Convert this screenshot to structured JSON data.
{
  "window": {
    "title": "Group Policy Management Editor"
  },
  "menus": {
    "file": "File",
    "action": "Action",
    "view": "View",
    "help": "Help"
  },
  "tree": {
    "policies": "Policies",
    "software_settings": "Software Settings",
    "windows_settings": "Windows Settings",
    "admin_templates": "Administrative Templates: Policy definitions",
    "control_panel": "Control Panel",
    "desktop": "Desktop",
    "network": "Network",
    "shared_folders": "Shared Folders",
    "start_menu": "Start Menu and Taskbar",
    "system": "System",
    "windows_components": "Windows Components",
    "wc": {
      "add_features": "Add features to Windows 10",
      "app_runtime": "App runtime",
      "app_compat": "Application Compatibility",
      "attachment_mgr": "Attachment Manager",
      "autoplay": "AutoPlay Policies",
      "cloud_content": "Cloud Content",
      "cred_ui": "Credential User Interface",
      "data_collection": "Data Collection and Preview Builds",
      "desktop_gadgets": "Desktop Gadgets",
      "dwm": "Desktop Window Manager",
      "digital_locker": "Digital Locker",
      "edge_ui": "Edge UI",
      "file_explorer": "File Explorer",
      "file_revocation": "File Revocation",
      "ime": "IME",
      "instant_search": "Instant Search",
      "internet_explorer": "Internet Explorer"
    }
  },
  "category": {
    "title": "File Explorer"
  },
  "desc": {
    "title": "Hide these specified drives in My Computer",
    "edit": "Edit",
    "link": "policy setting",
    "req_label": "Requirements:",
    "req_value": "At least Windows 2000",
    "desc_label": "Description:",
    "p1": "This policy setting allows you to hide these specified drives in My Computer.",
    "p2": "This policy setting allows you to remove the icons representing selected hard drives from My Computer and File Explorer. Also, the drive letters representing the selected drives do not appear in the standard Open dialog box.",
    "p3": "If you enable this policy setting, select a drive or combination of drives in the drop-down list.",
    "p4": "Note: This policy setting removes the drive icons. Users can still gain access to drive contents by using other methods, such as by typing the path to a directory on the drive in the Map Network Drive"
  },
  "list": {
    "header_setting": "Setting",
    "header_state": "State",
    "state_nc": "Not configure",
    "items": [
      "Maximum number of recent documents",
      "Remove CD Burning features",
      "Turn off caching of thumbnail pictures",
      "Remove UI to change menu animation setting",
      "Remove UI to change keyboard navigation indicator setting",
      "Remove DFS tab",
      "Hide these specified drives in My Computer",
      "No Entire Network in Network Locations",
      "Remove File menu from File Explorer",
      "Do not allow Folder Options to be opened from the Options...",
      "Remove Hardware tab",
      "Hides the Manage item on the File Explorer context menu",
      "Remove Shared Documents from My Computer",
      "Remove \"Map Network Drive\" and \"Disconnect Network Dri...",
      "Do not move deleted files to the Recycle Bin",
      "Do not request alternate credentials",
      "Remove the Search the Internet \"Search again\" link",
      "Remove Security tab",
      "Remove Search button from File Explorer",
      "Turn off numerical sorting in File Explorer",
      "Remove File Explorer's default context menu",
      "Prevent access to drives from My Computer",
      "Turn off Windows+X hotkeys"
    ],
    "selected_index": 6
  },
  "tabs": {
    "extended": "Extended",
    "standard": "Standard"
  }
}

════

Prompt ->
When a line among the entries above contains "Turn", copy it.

Written answer ->
      "Turn off caching of thumbnail pictures",
      "Turn off numerical sorting in File Explorer",
      "Turn off Windows+X hotkeys"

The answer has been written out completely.